◆ Supplied records
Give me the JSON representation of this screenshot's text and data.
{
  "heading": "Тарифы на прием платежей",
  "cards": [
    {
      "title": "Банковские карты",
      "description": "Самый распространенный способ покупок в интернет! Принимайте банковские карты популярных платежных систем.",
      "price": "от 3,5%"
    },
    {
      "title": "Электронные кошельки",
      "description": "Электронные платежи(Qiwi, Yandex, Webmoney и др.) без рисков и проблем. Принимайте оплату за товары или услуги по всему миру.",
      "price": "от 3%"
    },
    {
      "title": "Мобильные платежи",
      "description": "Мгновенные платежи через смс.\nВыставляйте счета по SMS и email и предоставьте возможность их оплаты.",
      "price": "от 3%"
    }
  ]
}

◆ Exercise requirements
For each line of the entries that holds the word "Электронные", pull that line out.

◆ Result of this exercise
      "title": "Электронные кошельки",
      "description": "Электронные платежи(Qiwi, Yandex, Webmoney и др.) без рисков и проблем. Принимайте оплату за товары или услуги по всему миру.",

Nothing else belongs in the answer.